Another take away from this talk was the style of grading for tests. Each test contains several standards, a grade is assigned to each standard and that is placed into the grade book. For one test, there may be up to four grades. For example, the grade book may read Chapter 4 Test: Solve Equations, Chapter 4 Test: transformation equations and so on. This allows students and parents to really focus in on problem areas.
(Fitch HIgh School / Youngstown State University — firstname.lastname@example.org www.TomReardon.com)
The Great Applied Problem and Several Other Outstanding Individualized Assessment Activities
Creatively implement these exceptional activities into your classroom – Geometry through Calculus. Discover how to create individualized problems – unique to each student – and how to create individualized answer keys including all intermediate answers to easily assess these individualized problems.
This lecture was provided to help teachers provide challenging problems, primarily focused on the higher level math classes such as precalculus and calculus to create individualized problems. The secret, a spreadsheet with the answers. While Tom grades based on correctness of each step along the way, each problem should be displayed as an organized piece of work. Tom also talked about classroom strategies when presenting these challenging problems to his classes. He allows students to work together and carefully watches as students work to problem solve. He takes a hands off approach and lets the students figure out the problems.
He provided resources for us to use in our classroom through his dropbox.
Overall the math conference was excellent, I learned about many application tools which aligned with my university learning. I would highly recommend professionals to attend this event to learn about what other teachers are doing in their classrooms. After many sessions I walked away with great excitement about how I could implement this in my classroom, even adjust the procedures of the classroom for my internship to help students needs. I would have liked to see more research being contributed to some of the lectures (such as Dan Meyer’s Lecture) however I think many of the presenters at this conference were genuine in their interest to help students and improve other’s pedagogy for teaching math.

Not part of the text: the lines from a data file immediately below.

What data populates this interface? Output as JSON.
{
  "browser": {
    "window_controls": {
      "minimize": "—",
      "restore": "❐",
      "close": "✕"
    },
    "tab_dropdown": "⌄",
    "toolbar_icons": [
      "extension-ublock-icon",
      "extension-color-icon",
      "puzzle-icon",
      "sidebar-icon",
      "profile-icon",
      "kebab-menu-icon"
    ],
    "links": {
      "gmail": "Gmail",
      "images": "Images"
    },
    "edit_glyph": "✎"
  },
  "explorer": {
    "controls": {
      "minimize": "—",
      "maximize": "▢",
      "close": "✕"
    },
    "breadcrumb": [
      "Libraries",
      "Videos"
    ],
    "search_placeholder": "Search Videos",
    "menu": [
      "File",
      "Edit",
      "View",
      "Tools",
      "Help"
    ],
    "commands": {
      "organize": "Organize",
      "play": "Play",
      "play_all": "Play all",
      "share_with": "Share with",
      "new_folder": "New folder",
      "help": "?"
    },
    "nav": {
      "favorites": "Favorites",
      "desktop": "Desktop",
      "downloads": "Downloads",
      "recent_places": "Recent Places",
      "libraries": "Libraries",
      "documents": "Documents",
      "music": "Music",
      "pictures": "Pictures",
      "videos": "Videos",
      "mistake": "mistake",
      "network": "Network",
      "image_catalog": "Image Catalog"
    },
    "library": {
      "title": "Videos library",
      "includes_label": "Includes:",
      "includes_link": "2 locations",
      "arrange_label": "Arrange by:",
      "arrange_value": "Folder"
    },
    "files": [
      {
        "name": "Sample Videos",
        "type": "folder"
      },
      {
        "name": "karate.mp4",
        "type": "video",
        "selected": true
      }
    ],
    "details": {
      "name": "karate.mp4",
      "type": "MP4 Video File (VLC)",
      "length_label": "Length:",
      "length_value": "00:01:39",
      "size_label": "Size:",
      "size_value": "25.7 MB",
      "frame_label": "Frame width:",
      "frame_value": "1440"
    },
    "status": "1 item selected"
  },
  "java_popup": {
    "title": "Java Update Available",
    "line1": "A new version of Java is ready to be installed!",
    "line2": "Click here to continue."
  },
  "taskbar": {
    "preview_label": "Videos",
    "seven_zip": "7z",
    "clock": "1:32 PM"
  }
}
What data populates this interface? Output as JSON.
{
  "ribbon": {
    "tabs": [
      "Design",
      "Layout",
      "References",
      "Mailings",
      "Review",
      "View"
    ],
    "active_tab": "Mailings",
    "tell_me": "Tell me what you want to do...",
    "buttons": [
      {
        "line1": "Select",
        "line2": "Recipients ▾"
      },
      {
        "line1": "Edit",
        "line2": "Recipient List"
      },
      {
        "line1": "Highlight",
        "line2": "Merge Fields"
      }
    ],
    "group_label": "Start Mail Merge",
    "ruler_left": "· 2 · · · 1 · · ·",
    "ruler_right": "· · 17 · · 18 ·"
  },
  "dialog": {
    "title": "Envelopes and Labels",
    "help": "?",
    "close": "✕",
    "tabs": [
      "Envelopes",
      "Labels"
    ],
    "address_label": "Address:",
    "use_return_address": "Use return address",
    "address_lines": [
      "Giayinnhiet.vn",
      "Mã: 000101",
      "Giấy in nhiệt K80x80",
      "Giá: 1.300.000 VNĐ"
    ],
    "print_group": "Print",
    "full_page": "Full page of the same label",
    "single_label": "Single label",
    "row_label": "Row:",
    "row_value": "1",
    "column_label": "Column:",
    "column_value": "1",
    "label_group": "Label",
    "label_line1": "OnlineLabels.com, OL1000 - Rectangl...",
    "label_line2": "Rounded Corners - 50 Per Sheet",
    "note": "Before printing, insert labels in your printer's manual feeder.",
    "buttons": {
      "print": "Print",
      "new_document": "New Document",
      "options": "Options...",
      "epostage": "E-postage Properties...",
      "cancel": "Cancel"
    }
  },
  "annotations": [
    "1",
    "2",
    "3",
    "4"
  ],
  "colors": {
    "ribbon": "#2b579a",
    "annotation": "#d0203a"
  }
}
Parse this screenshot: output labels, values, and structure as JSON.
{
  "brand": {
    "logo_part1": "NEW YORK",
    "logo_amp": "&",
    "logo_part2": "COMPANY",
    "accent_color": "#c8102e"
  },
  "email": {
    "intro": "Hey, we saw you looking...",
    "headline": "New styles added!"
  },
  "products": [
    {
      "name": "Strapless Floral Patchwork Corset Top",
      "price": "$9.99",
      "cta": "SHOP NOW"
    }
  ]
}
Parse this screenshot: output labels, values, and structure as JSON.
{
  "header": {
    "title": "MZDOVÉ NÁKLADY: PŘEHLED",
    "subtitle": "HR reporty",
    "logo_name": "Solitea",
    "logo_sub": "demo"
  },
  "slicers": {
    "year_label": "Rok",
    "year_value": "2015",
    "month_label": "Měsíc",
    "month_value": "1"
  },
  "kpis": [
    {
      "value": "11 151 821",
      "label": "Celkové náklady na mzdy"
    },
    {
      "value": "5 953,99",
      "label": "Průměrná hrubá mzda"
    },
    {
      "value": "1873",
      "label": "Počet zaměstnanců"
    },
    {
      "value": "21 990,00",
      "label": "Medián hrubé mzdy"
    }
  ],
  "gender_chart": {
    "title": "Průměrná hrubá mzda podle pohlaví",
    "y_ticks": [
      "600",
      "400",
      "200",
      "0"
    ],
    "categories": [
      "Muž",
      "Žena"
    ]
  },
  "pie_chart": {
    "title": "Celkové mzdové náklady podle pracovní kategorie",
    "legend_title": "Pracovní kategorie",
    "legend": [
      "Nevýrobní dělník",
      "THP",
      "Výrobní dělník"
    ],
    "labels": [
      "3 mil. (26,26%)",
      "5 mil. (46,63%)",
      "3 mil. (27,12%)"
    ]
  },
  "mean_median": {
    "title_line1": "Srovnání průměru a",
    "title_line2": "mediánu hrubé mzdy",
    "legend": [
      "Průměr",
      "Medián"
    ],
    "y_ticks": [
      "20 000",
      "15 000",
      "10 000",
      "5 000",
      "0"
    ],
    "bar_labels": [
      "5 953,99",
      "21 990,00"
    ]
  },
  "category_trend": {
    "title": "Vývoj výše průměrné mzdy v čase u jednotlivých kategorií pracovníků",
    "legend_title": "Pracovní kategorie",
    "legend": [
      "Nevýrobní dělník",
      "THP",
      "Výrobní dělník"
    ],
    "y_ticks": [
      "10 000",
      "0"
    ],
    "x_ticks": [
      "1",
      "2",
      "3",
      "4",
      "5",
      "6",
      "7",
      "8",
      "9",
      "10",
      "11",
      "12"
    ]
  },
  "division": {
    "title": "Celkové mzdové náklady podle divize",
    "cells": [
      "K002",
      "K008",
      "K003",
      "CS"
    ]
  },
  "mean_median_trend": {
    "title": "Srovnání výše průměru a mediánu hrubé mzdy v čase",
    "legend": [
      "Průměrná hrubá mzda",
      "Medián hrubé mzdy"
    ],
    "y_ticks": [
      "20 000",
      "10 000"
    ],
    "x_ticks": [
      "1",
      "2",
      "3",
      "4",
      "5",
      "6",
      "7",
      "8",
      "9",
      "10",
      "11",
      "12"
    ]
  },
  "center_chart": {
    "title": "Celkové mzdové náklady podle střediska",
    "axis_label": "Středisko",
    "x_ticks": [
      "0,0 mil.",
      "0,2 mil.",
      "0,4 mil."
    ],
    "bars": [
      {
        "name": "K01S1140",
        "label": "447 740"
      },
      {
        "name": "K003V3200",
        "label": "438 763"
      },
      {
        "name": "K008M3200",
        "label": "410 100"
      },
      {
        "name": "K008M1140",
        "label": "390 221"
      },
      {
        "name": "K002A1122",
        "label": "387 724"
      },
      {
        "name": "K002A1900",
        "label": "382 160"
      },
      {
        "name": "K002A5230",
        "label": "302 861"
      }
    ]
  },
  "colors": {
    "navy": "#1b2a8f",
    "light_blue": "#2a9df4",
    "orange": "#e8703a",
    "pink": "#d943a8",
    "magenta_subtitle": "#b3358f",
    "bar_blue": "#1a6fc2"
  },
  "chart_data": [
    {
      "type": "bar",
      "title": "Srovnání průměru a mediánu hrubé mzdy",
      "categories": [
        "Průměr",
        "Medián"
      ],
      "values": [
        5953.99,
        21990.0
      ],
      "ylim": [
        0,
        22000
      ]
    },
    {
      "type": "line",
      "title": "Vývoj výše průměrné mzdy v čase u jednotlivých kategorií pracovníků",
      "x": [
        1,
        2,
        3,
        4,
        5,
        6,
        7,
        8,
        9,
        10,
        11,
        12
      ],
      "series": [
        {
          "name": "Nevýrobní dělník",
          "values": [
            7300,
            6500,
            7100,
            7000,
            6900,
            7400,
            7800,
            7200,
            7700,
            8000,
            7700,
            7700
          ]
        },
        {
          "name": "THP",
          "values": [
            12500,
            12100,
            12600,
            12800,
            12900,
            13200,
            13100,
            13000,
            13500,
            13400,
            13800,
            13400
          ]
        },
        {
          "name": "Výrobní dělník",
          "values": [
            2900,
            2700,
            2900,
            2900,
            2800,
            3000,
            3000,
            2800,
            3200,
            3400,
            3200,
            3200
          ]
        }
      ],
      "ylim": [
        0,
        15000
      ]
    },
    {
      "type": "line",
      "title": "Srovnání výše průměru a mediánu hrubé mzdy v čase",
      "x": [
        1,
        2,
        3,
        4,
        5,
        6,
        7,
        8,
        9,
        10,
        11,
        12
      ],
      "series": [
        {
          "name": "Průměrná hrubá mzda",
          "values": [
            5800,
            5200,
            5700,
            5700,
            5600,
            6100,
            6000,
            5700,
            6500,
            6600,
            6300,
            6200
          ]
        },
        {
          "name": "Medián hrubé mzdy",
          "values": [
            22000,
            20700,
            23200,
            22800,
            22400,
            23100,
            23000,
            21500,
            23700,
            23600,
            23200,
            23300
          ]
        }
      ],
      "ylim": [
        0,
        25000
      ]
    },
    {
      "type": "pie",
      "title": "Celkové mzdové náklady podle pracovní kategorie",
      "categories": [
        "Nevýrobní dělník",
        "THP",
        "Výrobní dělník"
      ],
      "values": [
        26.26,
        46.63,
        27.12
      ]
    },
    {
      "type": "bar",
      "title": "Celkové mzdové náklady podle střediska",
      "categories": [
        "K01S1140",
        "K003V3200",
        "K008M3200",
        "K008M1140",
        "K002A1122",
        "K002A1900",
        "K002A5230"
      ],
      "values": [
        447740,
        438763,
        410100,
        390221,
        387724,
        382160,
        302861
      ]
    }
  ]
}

- Interactive Student Notebooks, similar to what we do in class, but modified to provide more structure. Essentially creating student created textbooks in a journal.
- Dan Meyer presented about introducing mathematical concept in an engaging way that doesn’t necessarily have application, but makes students think about an interesting question. This provided some resources for unmotivated students who don’t typically engage in classroom activities alone.
- Standards based grading, breaking down assessments and assignments into chunks of what we want students to understand and enter these into the grade book separately. This allows students and parents to clearly see which concepts the student is struggling to understand. So when Student A gets a 75% on a test, he may have gotten 100% on combining like terms questions, but 60% on factoring trinomials.
- Graphic organizers for less organized students or students who are more into art. One class structure is to teach organizational tools and study tools to students who need them.